We are ready to re-home our herd. The mature animals are Brutus, Charlotte, and Rita. Brutus is a mature intact boar that weighs around 325lbs and has sired many litters for us. Charlotte will be farrowing soon, and Rita has four sucklings that are ready to be weaned. Finally, there are two little ones remaining from this spring's farrowing. They are around 50 lbs.
If you are looking to get into hogs, or ever thought you might want to try, this is your chance. If you ring their noses, they'll graze pasture like a cow. I didn't believe it either, until I saw it with my own eyes. If you feed these hogs free-choice feed, you'll get some round little lard balls. They need pasture.

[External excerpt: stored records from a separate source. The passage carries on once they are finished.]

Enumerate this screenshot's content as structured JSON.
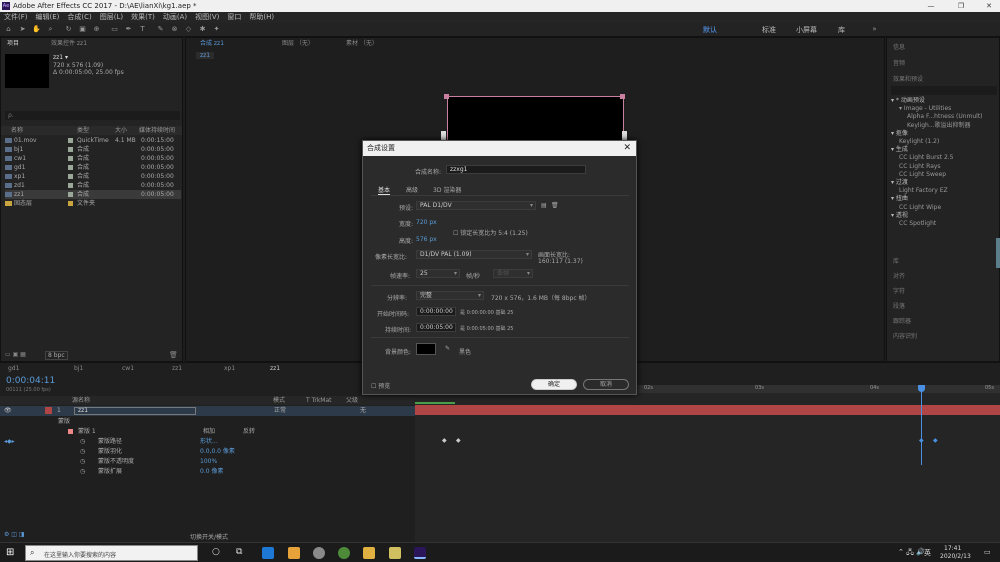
{
  "app": {
    "window_title": "Adobe After Effects CC 2017 - D:\\AE\\lianXi\\kg1.aep *",
    "logo_text": "Ae",
    "win_minimize": "—",
    "win_restore": "❐",
    "win_close": "✕"
  },
  "menu": [
    "文件(F)",
    "编辑(E)",
    "合成(C)",
    "图层(L)",
    "效果(T)",
    "动画(A)",
    "视图(V)",
    "窗口",
    "帮助(H)"
  ],
  "workspaces": [
    "默认",
    "标准",
    "小屏幕",
    "库"
  ],
  "project_panel": {
    "tab_label": "项目",
    "effect_controls_tab": "效果控件 zz1",
    "comp_name": "zz1 ▾",
    "comp_dims": "720 x 576 (1.09)",
    "comp_duration": "Δ 0:00:05:00, 25.00 fps",
    "search_placeholder": "ρ.",
    "columns": {
      "name": "名称",
      "type": "类型",
      "size": "大小",
      "duration": "媒体持续时间"
    },
    "files": [
      {
        "name": "01.mov",
        "type": "QuickTime",
        "size": "4.1 MB",
        "duration": "0:00:15:00"
      },
      {
        "name": "bj1",
        "type": "合成",
        "size": "",
        "duration": "0:00:05:00"
      },
      {
        "name": "cw1",
        "type": "合成",
        "size": "",
        "duration": "0:00:05:00"
      },
      {
        "name": "gd1",
        "type": "合成",
        "size": "",
        "duration": "0:00:05:00"
      },
      {
        "name": "xp1",
        "type": "合成",
        "size": "",
        "duration": "0:00:05:00"
      },
      {
        "name": "zd1",
        "type": "合成",
        "size": "",
        "duration": "0:00:05:00"
      },
      {
        "name": "zz1",
        "type": "合成",
        "size": "",
        "duration": "0:00:05:00"
      },
      {
        "name": "固态层",
        "type": "文件夹",
        "size": "",
        "duration": ""
      }
    ],
    "bpc": "8 bpc"
  },
  "viewer": {
    "tabs": [
      "合成 zz1",
      "图层 （无）",
      "素材 （无）"
    ],
    "comp_tab": "zz1"
  },
  "effects_panel": {
    "tabs": [
      "信息",
      "音频",
      "效果和预设"
    ],
    "tree": [
      {
        "label": "▾ * 动画预设",
        "level": 0
      },
      {
        "label": "▾ Image - Utilities",
        "level": 1
      },
      {
        "label": "Alpha F...htness (Unmult)",
        "level": 2
      },
      {
        "label": "Keyligh...歌溢出抑制器",
        "level": 2
      },
      {
        "label": "▾ 抠像",
        "level": 0
      },
      {
        "label": "Keylight (1.2)",
        "level": 1
      },
      {
        "label": "▾ 生成",
        "level": 0
      },
      {
        "label": "CC Light Burst 2.5",
        "level": 1
      },
      {
        "label": "CC Light Rays",
        "level": 1
      },
      {
        "label": "CC Light Sweep",
        "level": 1
      },
      {
        "label": "▾ 过渡",
        "level": 0
      },
      {
        "label": "Light Factory EZ",
        "level": 1
      },
      {
        "label": "▾ 扭曲",
        "level": 0
      },
      {
        "label": "CC Light Wipe",
        "level": 1
      },
      {
        "label": "▾ 透视",
        "level": 0
      },
      {
        "label": "CC Spotlight",
        "level": 1
      }
    ],
    "lower": [
      "库",
      "对齐",
      "字符",
      "段落",
      "跟踪器",
      "内容识别"
    ]
  },
  "timeline": {
    "tabs": [
      "gd1",
      "bj1",
      "cw1",
      "zz1",
      "xp1",
      "zz1"
    ],
    "timecode": "0:00:04:11",
    "timecode_sub": "00111 (25.00 fps)",
    "col_source": "源名称",
    "col_mode": "模式",
    "col_trkmat": "T TrkMat",
    "col_parent": "父级",
    "layer_num": "1",
    "layer_name": "zz1",
    "mode_value": "正常",
    "parent_value": "无",
    "mask_group": "蒙版",
    "mask_name": "蒙版 1",
    "mask_mode": "相加",
    "mask_invert": "反转",
    "props": [
      {
        "name": "蒙版路径",
        "value": "形状..."
      },
      {
        "name": "蒙版羽化",
        "value": "0.0,0.0 像素"
      },
      {
        "name": "蒙版不透明度",
        "value": "100%"
      },
      {
        "name": "蒙版扩展",
        "value": "0.0 像素"
      }
    ],
    "ruler": [
      "02s",
      "03s",
      "04s",
      "05s"
    ],
    "bottom_toggle": "切换开关/模式"
  },
  "dialog": {
    "title": "合成设置",
    "close": "✕",
    "name_label": "合成名称:",
    "name_value": "zzxg1",
    "tabs": [
      "基本",
      "高级",
      "3D 渲染器"
    ],
    "preset_label": "预设:",
    "preset_value": "PAL D1/DV",
    "width_label": "宽度:",
    "width_value": "720 px",
    "height_label": "高度:",
    "height_value": "576 px",
    "lock_label": "锁定长宽比为 5:4 (1.25)",
    "par_label": "像素长宽比:",
    "par_value": "D1/DV PAL (1.09)",
    "frame_aspect_label": "画面长宽比:",
    "frame_aspect_value": "160:117 (1.37)",
    "fps_label": "帧速率:",
    "fps_value": "25",
    "fps_unit": "帧/秒",
    "fps_drop": "丢帧",
    "res_label": "分辨率:",
    "res_value": "完整",
    "res_info": "720 x 576，1.6 MB（每 8bpc 帧）",
    "start_label": "开始时间码:",
    "start_value": "0:00:00:00",
    "start_info": "是 0:00:00:00  基础 25",
    "dur_label": "持续时间:",
    "dur_value": "0:00:05:00",
    "dur_info": "是 0:00:05:00  基础 25",
    "bg_label": "背景颜色:",
    "bg_name": "黑色",
    "preview_label": "预览",
    "ok": "确定",
    "cancel": "取消"
  },
  "taskbar": {
    "search_placeholder": "在这里输入你要搜索的内容",
    "time": "17:41",
    "date": "2020/2/13",
    "ime": "英"
  }
}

If you don't ring their noses, they'll graze it down and then turn it over. They are trained to a wire, so I can move them around easily. I have put them in the garden in the fall and they took it down to bare dirt in a matter of days. They are excellent little bulldozers.
What will we be doing instead, you ask? We will be adding some more cows to keep Ginny company. So even if it's not a saying, at least here at the farm, beef is the new pork. I think it will catch on.